    You're supporting Sarah, who has limited verbal communication skills and uses a wheelchair. Sarah tells you she'd love to try rock climbing - What do you do?
    • A

      Feel desperately sorry for Sarah and tell her gently that this won't be possible for her.

      Your job is to help Sarah explore and grow her goals and ambitions, not to limit them. You should work with your team to help Sarah explore what she can do.

    • B

      Ignore Sarah - she may not ask again, or she might change her mind.

      You should never ignore someone. This is disrespectful and makes people frustrated. You should help Sarah develop her goals and ambitions, not limit them.

    • C

      Tell Sarah this won't be possible, but find her some DVDs about rock climbing to watch.

      You should help Sarah develop her goals. Watching a DVD could be a good first step in planning to help her reach her goals. You should discuss with her team first.

    • D

      Agree with Sarah you'll arrange a planning meeting with the team to discuss what's possible

      Good answer. You should work with your team to help Sarah explore what she wants to do. Many people using wheelchairs take part in outdoor sports.

  • 6
    You're supporting Colin. When you told him his parents were going to be late for a visit, he threw his new MP3 player against a wall - What do you do?
    • A

      You tell Colin off for breaking an expensive piece of equipment.

      It's not part of your job as a support worker to tell Colin off.
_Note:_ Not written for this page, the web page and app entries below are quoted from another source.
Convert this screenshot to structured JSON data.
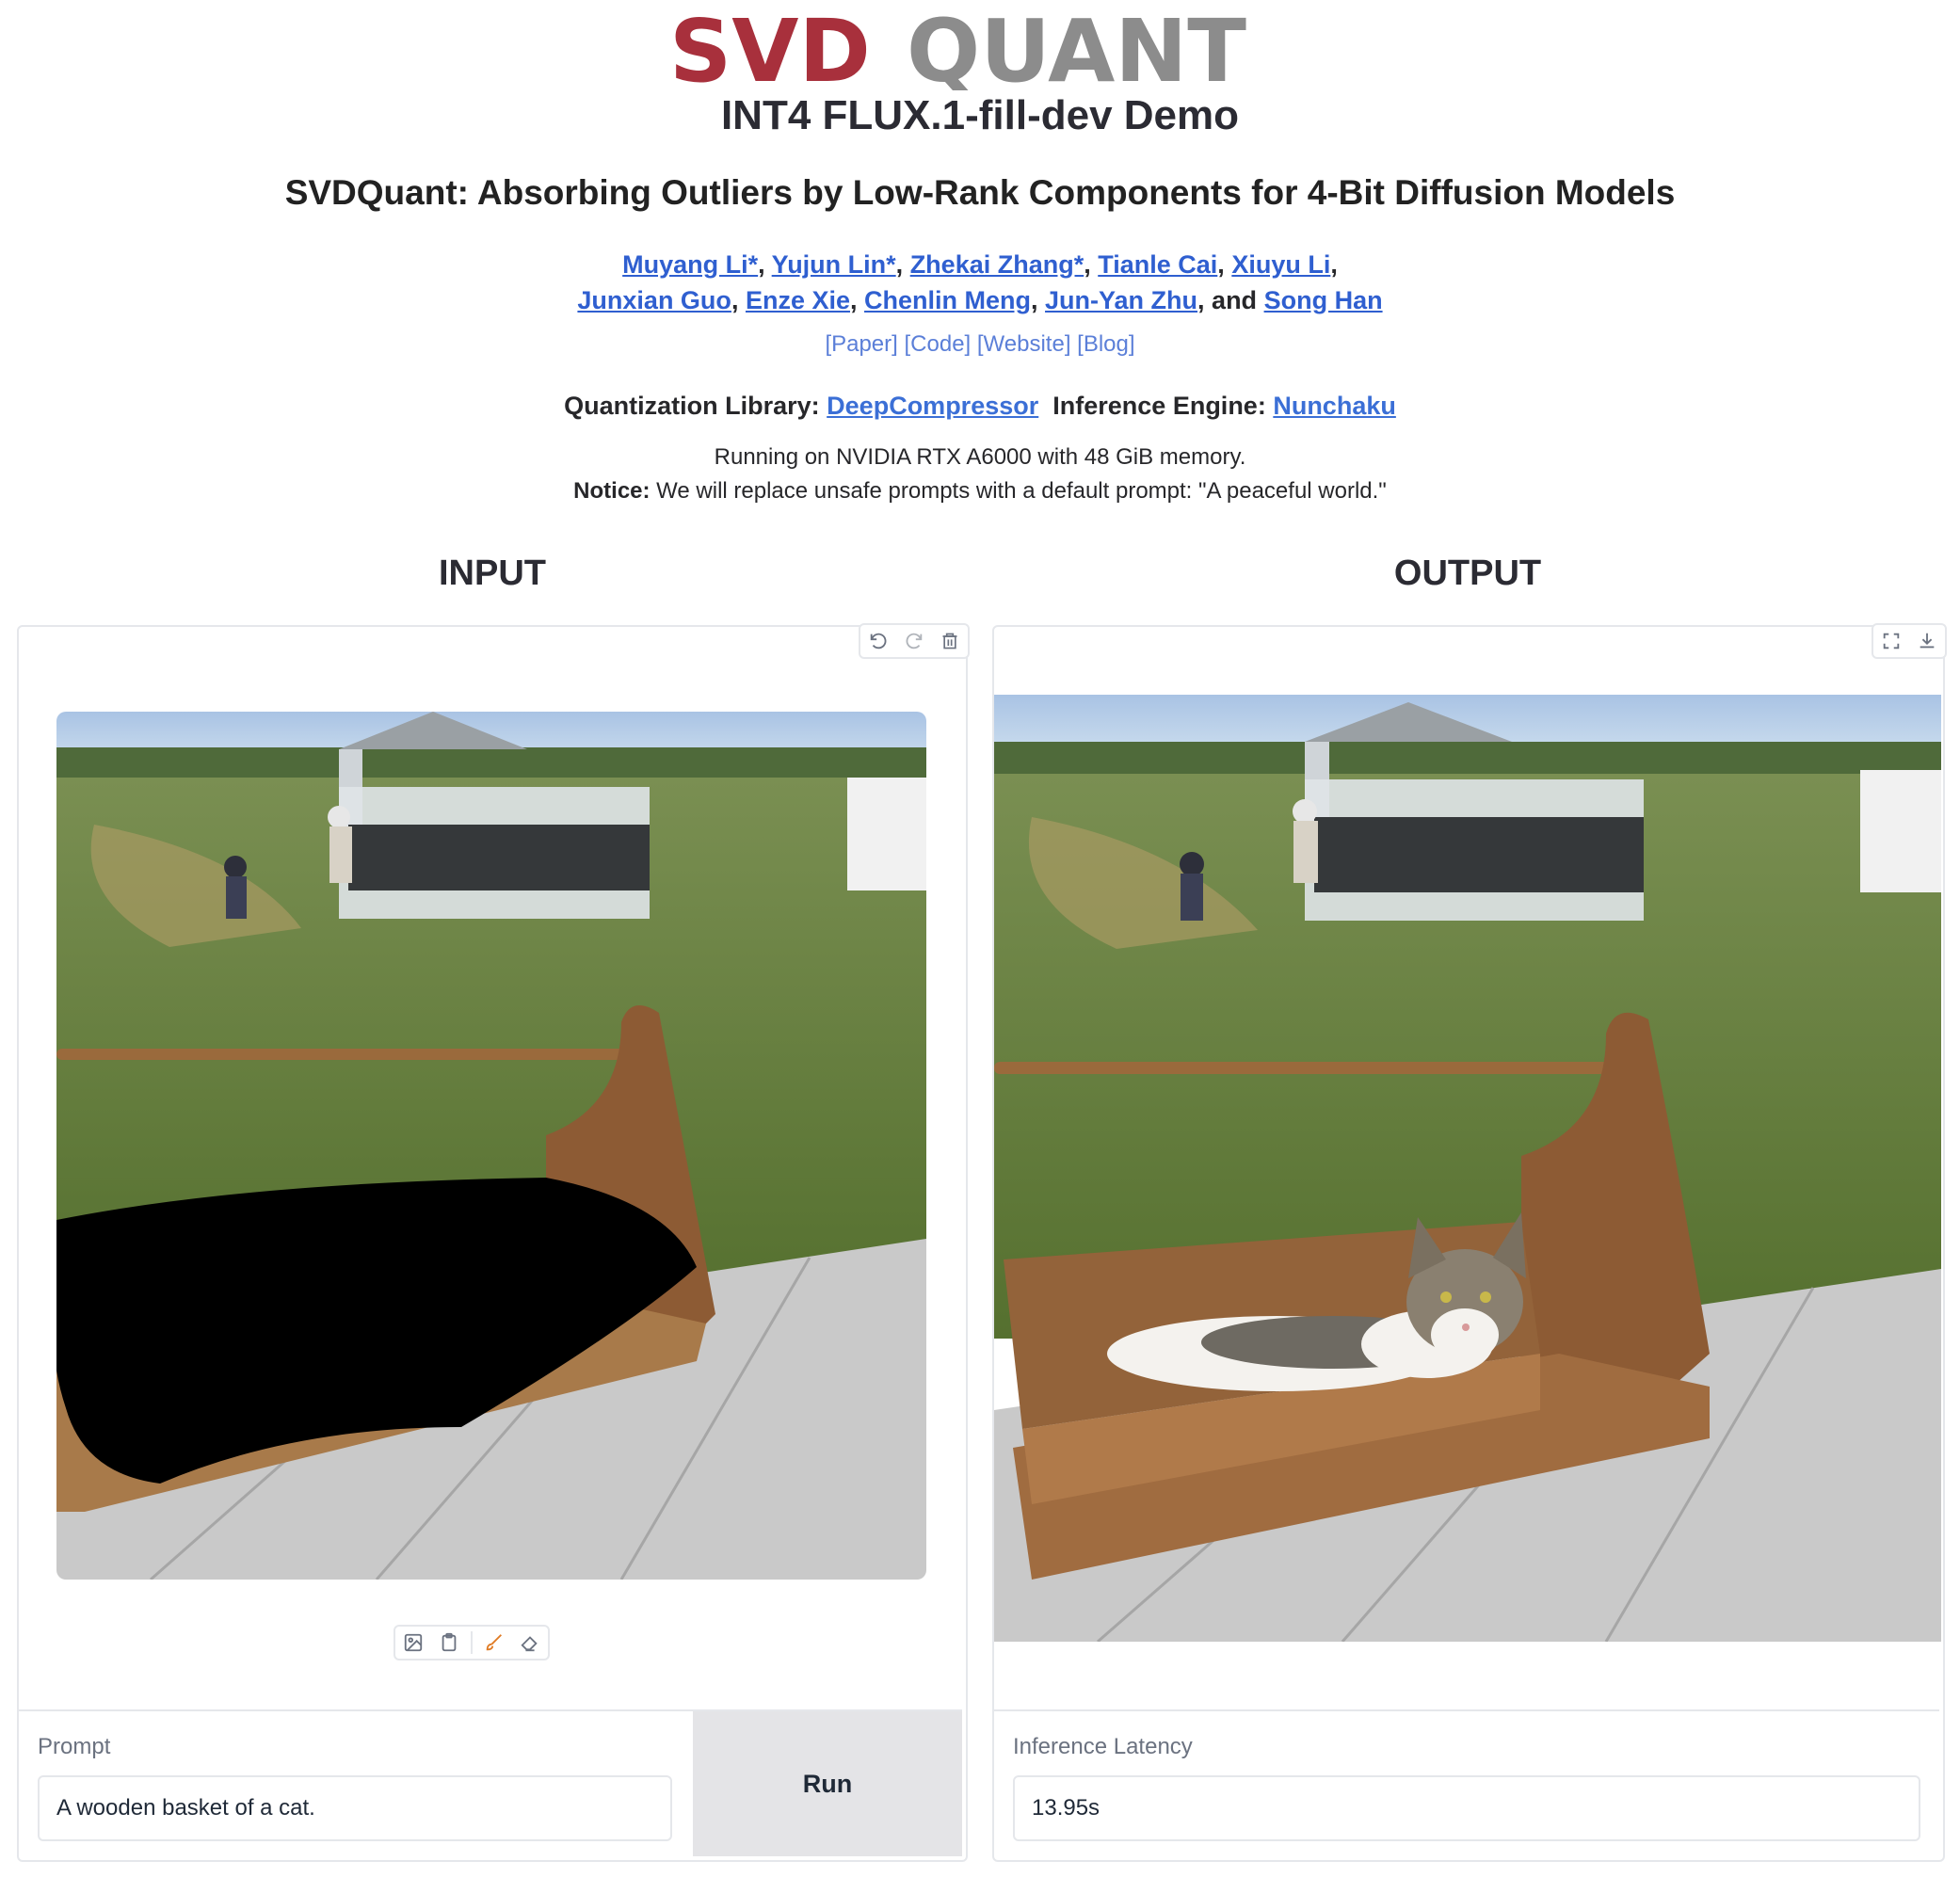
{
  "header": {
    "logo_text_left": "SVD",
    "logo_text_right": "QUANT",
    "subtitle": "INT4 FLUX.1-fill-dev Demo",
    "paper_title": "SVDQuant: Absorbing Outliers by Low-Rank Components for 4-Bit Diffusion Models",
    "authors_line1": [
      "Muyang Li*",
      "Yujun Lin*",
      "Zhekai Zhang*",
      "Tianle Cai",
      "Xiuyu Li"
    ],
    "authors_line2": [
      "Junxian Guo",
      "Enze Xie",
      "Chenlin Meng",
      "Jun-Yan Zhu"
    ],
    "authors_last": "Song Han",
    "and_text": "and",
    "links": [
      "[Paper]",
      "[Code]",
      "[Website]",
      "[Blog]"
    ],
    "quant_label": "Quantization Library:",
    "quant_link": "DeepCompressor",
    "engine_label": "Inference Engine:",
    "engine_link": "Nunchaku",
    "running_text": "Running on NVIDIA RTX A6000 with 48 GiB memory.",
    "notice_label": "Notice:",
    "notice_text": " We will replace unsafe prompts with a default prompt: \"A peaceful world.\""
  },
  "input": {
    "heading": "INPUT",
    "toolbar_icons": [
      "undo-icon",
      "redo-icon",
      "trash-icon"
    ],
    "tool_icons": [
      "image-upload-icon",
      "paste-icon",
      "brush-icon",
      "eraser-icon"
    ],
    "prompt_label": "Prompt",
    "prompt_value": "A wooden basket of a cat.",
    "run_label": "Run"
  },
  "output": {
    "heading": "OUTPUT",
    "toolbar_icons": [
      "fullscreen-icon",
      "download-icon"
    ],
    "latency_label": "Inference Latency",
    "latency_value": "13.95s"
  },
  "colors": {
    "logo_red": "#a8303c",
    "logo_gray": "#8c8c8c",
    "link": "#2f5fd0"
  }
}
You should support him to realise the consequences of his actions and try and understand his behaviour.

    • B

      You calm Colin down and tell him his behaviour won't make his parents arrive more quickly.

      Behaviour is a way of communicating, so this approach is unlikely to help Colin. You need to find out why Colin behaved like this. As a support worker, you'll need to continually assess situations to identify how best to support someone.

    • C

      You calm Colin down and try to find out why he threw his MP3 player.

      You need to find out why Colin behaved like that. You should then work with your team on solutions for best supporting Colin in the future to help prevent similar situations

    • Thanks for taking our quiz - how did you do? If you've decided that support work might be right for you, take a look at our current vacancies and apply today.